Polymer scaffolds guide stem cells growth into customized sizes and shapes.
LOS ANGELES (KABC): Dentures are the past, dental implants are the present — could the future be teeth grown from stem cells?
“People really care about their teeth and they really care once those teeth are gone,” said Dr. Peter Murray, endodontics professor at Nova Southeastern University. Danka Premovic agrees. When previous dental work failed, she began wearing a mask. “I’m a perky person. I’m a people person and for me to cover up my mouth and wear a mask, it’s just not me,” said Premovic.
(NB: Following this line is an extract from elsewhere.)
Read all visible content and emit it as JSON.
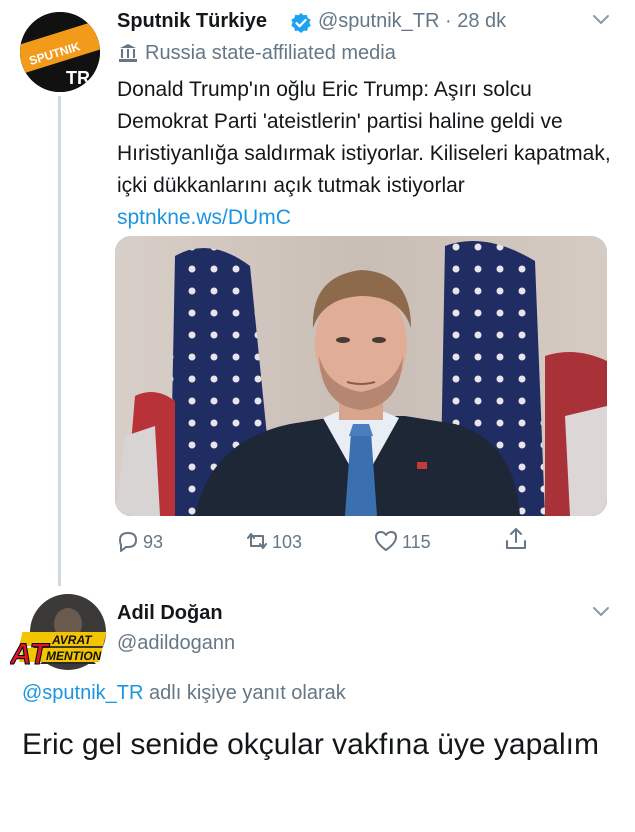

Premovic now has eight implants. It’s patients like her that dental regeneration researcher Dr. Murray wants to help. “It would be nice to give people back their own teeth and make their whole body whole again,” said Murray.
To grow teeth, researchers isolate stem cells from the mouth or bone marrow. The cells are multiplied in the lab, then grown on 3-dimensional scaffolds. Stem cells are then attached to an actual tooth. “All the animal studies that have been done so far are very encouraging, so it looks like the clinical trials will be successful,” said Murray.
The teeth can be grown in the lab and implanted in the patient or they could actually grow inside the patient’s mouth, filling in empty spaces with new teeth in just a few months.
Extract of an article via ABC Local. Continue HERE
Researchers Using Stem Cells to Grow New Teeth at Singularity Hub